EXERCISE BRIEF:
Verbatim copy, images omitted: return the full listing.

PROVIDED MATERIAL:
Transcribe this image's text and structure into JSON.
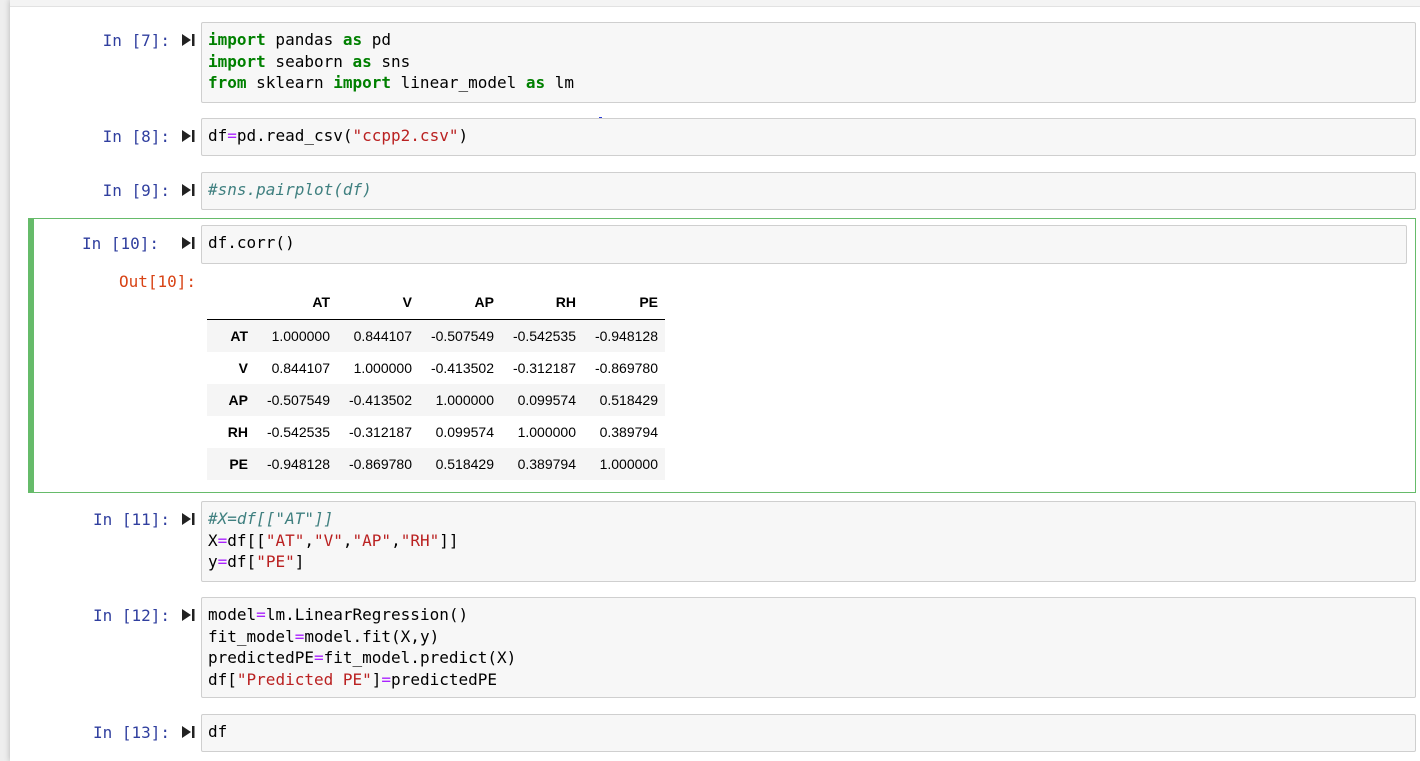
{
  "cells": {
    "c7": {
      "prompt": "In [7]:",
      "lines": [
        [
          {
            "t": "import",
            "c": "kw"
          },
          {
            "t": " pandas "
          },
          {
            "t": "as",
            "c": "kw"
          },
          {
            "t": " pd"
          }
        ],
        [
          {
            "t": "import",
            "c": "kw"
          },
          {
            "t": " seaborn "
          },
          {
            "t": "as",
            "c": "kw"
          },
          {
            "t": " sns"
          }
        ],
        [
          {
            "t": "from",
            "c": "kw"
          },
          {
            "t": " sklearn "
          },
          {
            "t": "import",
            "c": "kw"
          },
          {
            "t": " linear_model "
          },
          {
            "t": "as",
            "c": "kw"
          },
          {
            "t": " lm"
          }
        ]
      ]
    },
    "c8": {
      "prompt": "In [8]:",
      "lines": [
        [
          {
            "t": "df"
          },
          {
            "t": "=",
            "c": "op"
          },
          {
            "t": "pd.read_csv("
          },
          {
            "t": "\"ccpp2.csv\"",
            "c": "str"
          },
          {
            "t": ")"
          }
        ]
      ]
    },
    "c9": {
      "prompt": "In [9]:",
      "lines": [
        [
          {
            "t": "#sns.pairplot(df)",
            "c": "cm"
          }
        ]
      ]
    },
    "c10": {
      "prompt": "In [10]:",
      "out_prompt": "Out[10]:",
      "lines": [
        [
          {
            "t": "df.corr()"
          }
        ]
      ],
      "table": {
        "columns": [
          "",
          "AT",
          "V",
          "AP",
          "RH",
          "PE"
        ],
        "rows": [
          {
            "index": "AT",
            "values": [
              "1.000000",
              "0.844107",
              "-0.507549",
              "-0.542535",
              "-0.948128"
            ]
          },
          {
            "index": "V",
            "values": [
              "0.844107",
              "1.000000",
              "-0.413502",
              "-0.312187",
              "-0.869780"
            ]
          },
          {
            "index": "AP",
            "values": [
              "-0.507549",
              "-0.413502",
              "1.000000",
              "0.099574",
              "0.518429"
            ]
          },
          {
            "index": "RH",
            "values": [
              "-0.542535",
              "-0.312187",
              "0.099574",
              "1.000000",
              "0.389794"
            ]
          },
          {
            "index": "PE",
            "values": [
              "-0.948128",
              "-0.869780",
              "0.518429",
              "0.389794",
              "1.000000"
            ]
          }
        ]
      }
    },
    "c11": {
      "prompt": "In [11]:",
      "lines": [
        [
          {
            "t": "#X=df[[\"AT\"]]",
            "c": "cm"
          }
        ],
        [
          {
            "t": "X"
          },
          {
            "t": "=",
            "c": "op"
          },
          {
            "t": "df[["
          },
          {
            "t": "\"AT\"",
            "c": "str"
          },
          {
            "t": ","
          },
          {
            "t": "\"V\"",
            "c": "str"
          },
          {
            "t": ","
          },
          {
            "t": "\"AP\"",
            "c": "str"
          },
          {
            "t": ","
          },
          {
            "t": "\"RH\"",
            "c": "str"
          },
          {
            "t": "]]"
          }
        ],
        [
          {
            "t": "y"
          },
          {
            "t": "=",
            "c": "op"
          },
          {
            "t": "df["
          },
          {
            "t": "\"PE\"",
            "c": "str"
          },
          {
            "t": "]"
          }
        ]
      ]
    },
    "c12": {
      "prompt": "In [12]:",
      "lines": [
        [
          {
            "t": "model"
          },
          {
            "t": "=",
            "c": "op"
          },
          {
            "t": "lm.LinearRegression()"
          }
        ],
        [
          {
            "t": "fit_model"
          },
          {
            "t": "=",
            "c": "op"
          },
          {
            "t": "model.fit(X,y)"
          }
        ],
        [
          {
            "t": "predictedPE"
          },
          {
            "t": "=",
            "c": "op"
          },
          {
            "t": "fit_model.predict(X)"
          }
        ],
        [
          {
            "t": "df["
          },
          {
            "t": "\"Predicted PE\"",
            "c": "str"
          },
          {
            "t": "]"
          },
          {
            "t": "=",
            "c": "op"
          },
          {
            "t": "predictedPE"
          }
        ]
      ]
    },
    "c13": {
      "prompt": "In [13]:",
      "lines": [
        [
          {
            "t": "df"
          }
        ]
      ]
    }
  },
  "colors": {
    "prompt_in": "#303f9f",
    "prompt_out": "#d84315",
    "selected_border": "#66bb6a",
    "keyword": "#008000",
    "string": "#ba2121",
    "operator": "#aa22ff",
    "comment": "#408080"
  },
  "icons": {
    "run": "run-cell-icon"
  }
}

YOUR SOLUTION:
Transcribe this image's text and structure into JSON.
{
  "cells": {
    "c7": {
      "prompt": "In [7]:",
      "lines": [
        [
          {
            "t": "import",
            "c": "kw"
          },
          {
            "t": " pandas "
          },
          {
            "t": "as",
            "c": "kw"
          },
          {
            "t": " pd"
          }
        ],
        [
          {
            "t": "import",
            "c": "kw"
          },
          {
            "t": " seaborn "
          },
          {
            "t": "as",
            "c": "kw"
          },
          {
            "t": " sns"
          }
        ],
        [
          {
            "t": "from",
            "c": "kw"
          },
          {
            "t": " sklearn "
          },
          {
            "t": "import",
            "c": "kw"
          },
          {
            "t": " linear_model "
          },
          {
            "t": "as",
            "c": "kw"
          },
          {
            "t": " lm"
          }
        ]
      ]
    },
    "c8": {
      "prompt": "In [8]:",
      "lines": [
        [
          {
            "t": "df"
          },
          {
            "t": "=",
            "c": "op"
          },
          {
            "t": "pd.read_csv("
          },
          {
            "t": "\"ccpp2.csv\"",
            "c": "str"
          },
          {
            "t": ")"
          }
        ]
      ]
    },
    "c9": {
      "prompt": "In [9]:",
      "lines": [
        [
          {
            "t": "#sns.pairplot(df)",
            "c": "cm"
          }
        ]
      ]
    },
    "c10": {
      "prompt": "In [10]:",
      "out_prompt": "Out[10]:",
      "lines": [
        [
          {
            "t": "df.corr()"
          }
        ]
      ],
      "table": {
        "columns": [
          "",
          "AT",
          "V",
          "AP",
          "RH",
          "PE"
        ],
        "rows": [
          {
            "index": "AT",
            "values": [
              "1.000000",
              "0.844107",
              "-0.507549",
              "-0.542535",
              "-0.948128"
            ]
          },
          {
            "index": "V",
            "values": [
              "0.844107",
              "1.000000",
              "-0.413502",
              "-0.312187",
              "-0.869780"
            ]
          },
          {
            "index": "AP",
            "values": [
              "-0.507549",
              "-0.413502",
              "1.000000",
              "0.099574",
              "0.518429"
            ]
          },
          {
            "index": "RH",
            "values": [
              "-0.542535",
              "-0.312187",
              "0.099574",
              "1.000000",
              "0.389794"
            ]
          },
          {
            "index": "PE",
            "values": [
              "-0.948128",
              "-0.869780",
              "0.518429",
              "0.389794",
              "1.000000"
            ]
          }
        ]
      }
    },
    "c11": {
      "prompt": "In [11]:",
      "lines": [
        [
          {
            "t": "#X=df[[\"AT\"]]",
            "c": "cm"
          }
        ],
        [
          {
            "t": "X"
          },
          {
            "t": "=",
            "c": "op"
          },
          {
            "t": "df[["
          },
          {
            "t": "\"AT\"",
            "c": "str"
          },
          {
            "t": ","
          },
          {
            "t": "\"V\"",
            "c": "str"
          },
          {
            "t": ","
          },
          {
            "t": "\"AP\"",
            "c": "str"
          },
          {
            "t": ","
          },
          {
            "t": "\"RH\"",
            "c": "str"
          },
          {
            "t": "]]"
          }
        ],
        [
          {
            "t": "y"
          },
          {
            "t": "=",
            "c": "op"
          },
          {
            "t": "df["
          },
          {
            "t": "\"PE\"",
            "c": "str"
          },
          {
            "t": "]"
          }
        ]
      ]
    },
    "c12": {
      "prompt": "In [12]:",
      "lines": [
        [
          {
            "t": "model"
          },
          {
            "t": "=",
            "c": "op"
          },
          {
            "t": "lm.LinearRegression()"
          }
        ],
        [
          {
            "t": "fit_model"
          },
          {
            "t": "=",
            "c": "op"
          },
          {
            "t": "model.fit(X,y)"
          }
        ],
        [
          {
            "t": "predictedPE"
          },
          {
            "t": "=",
            "c": "op"
          },
          {
            "t": "fit_model.predict(X)"
          }
        ],
        [
          {
            "t": "df["
          },
          {
            "t": "\"Predicted PE\"",
            "c": "str"
          },
          {
            "t": "]"
          },
          {
            "t": "=",
            "c": "op"
          },
          {
            "t": "predictedPE"
          }
        ]
      ]
    },
    "c13": {
      "prompt": "In [13]:",
      "lines": [
        [
          {
            "t": "df"
          }
        ]
      ]
    }
  },
  "colors": {
    "prompt_in": "#303f9f",
    "prompt_out": "#d84315",
    "selected_border": "#66bb6a",
    "keyword": "#008000",
    "string": "#ba2121",
    "operator": "#aa22ff",
    "comment": "#408080"
  },
  "icons": {
    "run": "run-cell-icon"
  }
}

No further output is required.